Another example arises from the analysis of the industry of employment in Mexico. There were 4,029 valid responses to the question on industry in Mexico. The respondents who failed to provide a valid answer to this question and other questions on industry and occupation generally resemble other respondents with respect to their gender, age and education. The non-respondents are slightly more male, a little older and somewhat better educated. These differences are small and it is likely that the (unknown) industry distribution of non-respondents resembles the industry distribution of those who gave a valid answer. In other words, it is unlikely that excluding the non-respondents from the tabulations unduly alters the result on the employment experiences of migrants.

  1. The total unauthorized population in the U.S., including children and other persons not of working age, is estimated to be 10.3 million.
  2. These are unpublished estimates from the Pew Hispanic Center based on the methodology used in Passel (2005a, b).

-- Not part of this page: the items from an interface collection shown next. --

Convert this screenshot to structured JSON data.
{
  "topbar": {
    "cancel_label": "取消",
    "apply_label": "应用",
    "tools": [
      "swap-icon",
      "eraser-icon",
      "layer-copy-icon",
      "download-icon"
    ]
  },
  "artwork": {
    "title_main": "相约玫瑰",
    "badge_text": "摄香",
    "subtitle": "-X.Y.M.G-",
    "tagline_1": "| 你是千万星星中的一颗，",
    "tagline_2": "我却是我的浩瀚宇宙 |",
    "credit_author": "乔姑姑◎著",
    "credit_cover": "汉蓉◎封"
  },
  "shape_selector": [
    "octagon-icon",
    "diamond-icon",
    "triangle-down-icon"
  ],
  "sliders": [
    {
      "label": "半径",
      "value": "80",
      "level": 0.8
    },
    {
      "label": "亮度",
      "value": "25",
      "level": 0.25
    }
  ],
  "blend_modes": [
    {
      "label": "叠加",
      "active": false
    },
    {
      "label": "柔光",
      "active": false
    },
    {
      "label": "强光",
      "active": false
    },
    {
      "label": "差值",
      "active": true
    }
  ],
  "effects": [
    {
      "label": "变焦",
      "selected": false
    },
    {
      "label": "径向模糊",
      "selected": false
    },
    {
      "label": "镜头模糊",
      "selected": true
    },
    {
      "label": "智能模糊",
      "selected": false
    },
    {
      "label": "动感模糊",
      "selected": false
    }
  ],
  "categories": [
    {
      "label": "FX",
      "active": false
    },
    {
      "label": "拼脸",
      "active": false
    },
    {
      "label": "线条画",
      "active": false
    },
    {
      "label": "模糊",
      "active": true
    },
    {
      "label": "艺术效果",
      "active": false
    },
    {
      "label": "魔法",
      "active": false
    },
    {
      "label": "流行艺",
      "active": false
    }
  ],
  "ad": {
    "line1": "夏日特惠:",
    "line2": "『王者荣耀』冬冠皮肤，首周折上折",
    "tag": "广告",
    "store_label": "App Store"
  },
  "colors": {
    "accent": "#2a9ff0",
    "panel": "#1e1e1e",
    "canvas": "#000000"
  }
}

  3. This estimate is approximate for two reasons. First, the estimate of the undocumented workforce is a model-based estimate and not a precise count of the population. Second, BLS estimates of the labor force from 2000 to 2004 are not strictly comparable over time due to three changes in methodology in the survey—the Current Population Survey (CPS)—that is used to derive the official statistics. This may affect the accuracy of estimated changes in the U.S. labor force during this five-year period.